Authorities alleged that Dmitry Dyatlov, 23, a U.S. citizen who came from Uzbekistan in 1998, wrote on a blog: “Actually, there is , at least, one Jew, who we absolutely must shoot in the face (many times), ASAP: Joe Lieberman.”

The station reported that FBI agents went to his apartment on Aug. 2 after being alerted of the posting by the U.S. Capitol Police.

The station reported that a co-worker alerted authorities to the blog post after Dyatlov stopped showing up for work as a Information Technology specialist with Accenture Consulting.

He was detained after a detention hearing Tuesday, but was expected to be released on a tether, the station reported.

OTHER STORIES OF INTEREST

Unabomber Auction Produces $225,000 for Victims

By Allan Lengel
ticklethewire.com

The recent auction that sold off belongings of Unabomber Theodore Kaczynski –including his journals and sun glasses — is paying off for the victims of his evil deeds.

The Los Angeles Times reports that checks totaling $225,000 from the auction were sent to four victims. A federal judge in Sacramento ordered the disbursement last week.
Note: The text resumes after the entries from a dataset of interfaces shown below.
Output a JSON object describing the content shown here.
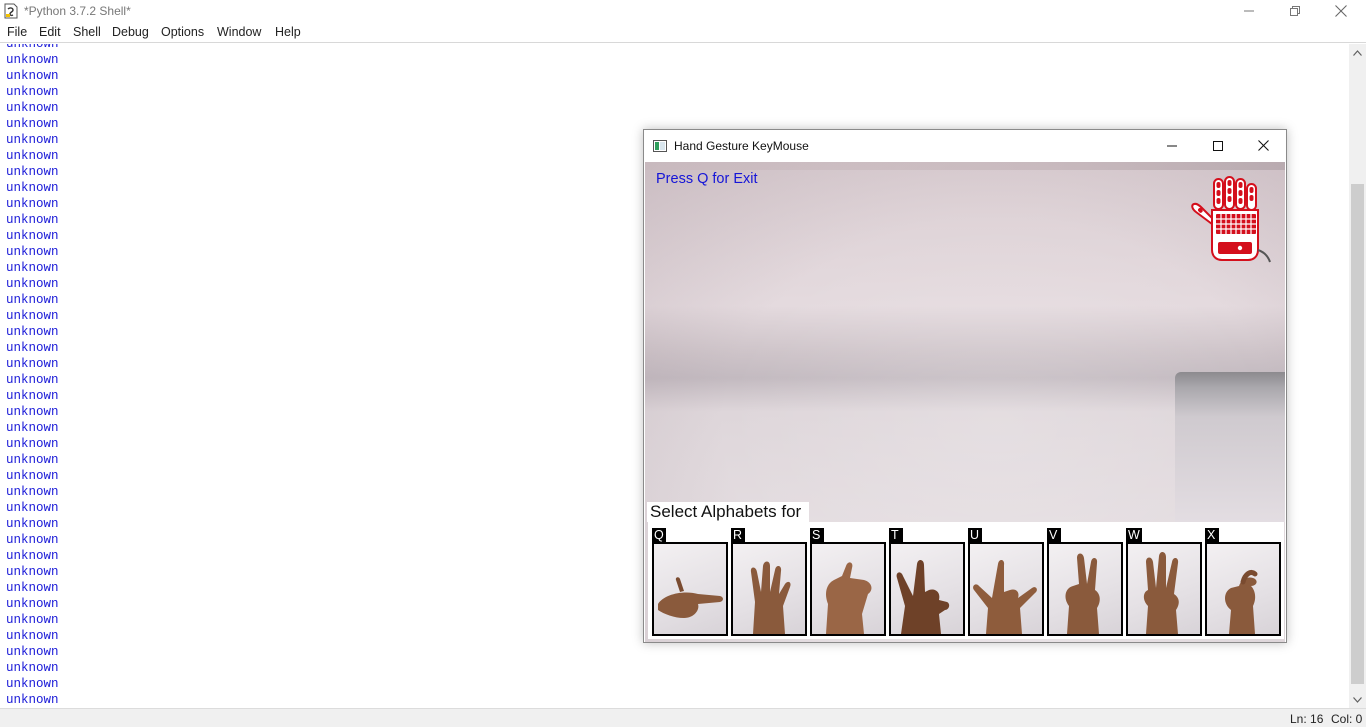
{
  "shell": {
    "title": "*Python 3.7.2 Shell*",
    "menu": [
      "File",
      "Edit",
      "Shell",
      "Debug",
      "Options",
      "Window",
      "Help"
    ],
    "output_lines": [
      "unknown",
      "unknown",
      "unknown",
      "unknown",
      "unknown",
      "unknown",
      "unknown",
      "unknown",
      "unknown",
      "unknown",
      "unknown",
      "unknown",
      "unknown",
      "unknown",
      "unknown",
      "unknown",
      "unknown",
      "unknown",
      "unknown",
      "unknown",
      "unknown",
      "unknown",
      "unknown",
      "unknown",
      "unknown",
      "unknown",
      "unknown",
      "unknown",
      "unknown",
      "unknown",
      "unknown",
      "unknown",
      "unknown",
      "unknown",
      "unknown",
      "unknown",
      "unknown",
      "unknown",
      "unknown",
      "unknown",
      "unknown",
      "unknown",
      "unknown",
      "unknown"
    ],
    "status": {
      "ln": "Ln: 16",
      "col": "Col: 0"
    },
    "colors": {
      "output": "#1a1ad8"
    }
  },
  "gesture_window": {
    "title": "Hand Gesture KeyMouse",
    "exit_hint": "Press Q for Exit",
    "select_label": "Select Alphabets for",
    "letters": [
      "Q",
      "R",
      "S",
      "T",
      "U",
      "V",
      "W",
      "X"
    ],
    "colors": {
      "exit_hint": "#1515d8",
      "logo": "#d40f1c"
    }
  }
}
The LA Times reported that the online government auction, which ended June 2, included the typewriter Kaczynski used to compose the manifesto he sent to the New York Times and the Washington Post. That sold for $22,003.
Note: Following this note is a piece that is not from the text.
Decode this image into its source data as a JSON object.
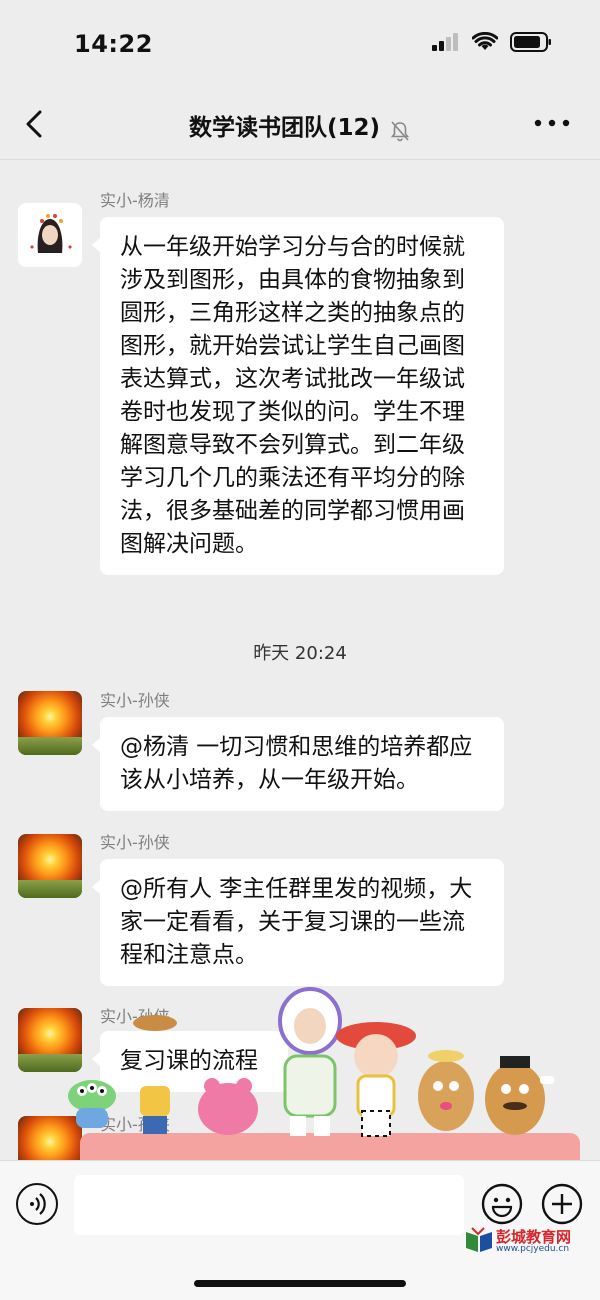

His hooded sweatshirt and sunglasses depicted in an FBI sketch of the Unabomber suspect sold together for $20,025, the paper reported. And his personal journals sold for $40,676.

The paper reports that Kaczynski is currently serving a life sentence in a federal prison in Colorado after mailing homemade explosives that killed three people and wounded 20.

According to the LA Times, the money was dispersed as follows:

  • Susan Mosser, widow of advertising executive Thomas Mosser, who was killed in 1994; $185,177.23.
  • Connie Murray, widow of Sacramento forester Gilbert Murray, who was killed in 1995; $33,648.05.
  • Gary Wright, who was injured by a 1987 bomb; $3,545.47.
  • Lois Epstein, the wife of University of California, San Francisco physician and researcher Charles Epstein, who was severely injured by a 1993 bomb; $3,364.81.

FBI Probes Hacking of Rural Law Enforcement Websites

istock photo

By Allan Lengel
ticklethewire.com

The FBI is investigating the hacking thefts of credit cards, email messages and other information from websites of rural law enforcement departments, the Associated Press reported.

AP reported that the hackers collective Anonymous said Saturday it attacked 70 websites of law enforcement departments in retaliation for the arrests of some of its sympathizers in the United States and Great Britain.

Some of the hacked emails contained sensitive information, including tips about suspected crimes, profiles of gang members and security training, AP reported.

The e-mail thefts were mainly from sheriffs’ departments in Arkansas, Kansas, Louisiana, Missouri and Mississippi, AP reported.

To read more click here.

Pa. Man Who Bit 2 FBI Agents Pleads Guilty

By Allan Lengel
ticklethewire.com

The Pennsylvania man who bit two FBI agents earlier this year, and tried to promote terror attacks online,  pleaded guilty Tuesday in federal court in Pittsburgh, the Associated Press reported.

Emerson Begolly, 22,  pleaded guilty to using the Internet to promote terror attacks against American military and civilian targets. He posted remarks on an Islamic extremist web forum he moderated.

AP reported that he also pleaded guilty to having a loaded pistol while biting the agents.

The agents arrested Emerson Begolly, in New Bethlehem, Pa., outside of Pittsburgh in January.

Begolly, who had posted pro-terrorist songs and statements online, was sitting in a car outside a fast food restaurant when one of the agents opened the door, AP wrote. Authorities declined to say what the agents were up to, but a criminal complaint said agents had an interest in him.

After the agent opened the door, AP reported that Begolly screamed and reached into his jacket, prompting agents to prevent him from getting what they suspected was a gun, according to the criminal complaint.

“Agents attempted to control Begolly, Begolly bit both agents and drew blood,” the complaint said, according to the AP. The complaint said agents found a 9mm handgun inside his jacket with the safety “off” and one round in the chamber.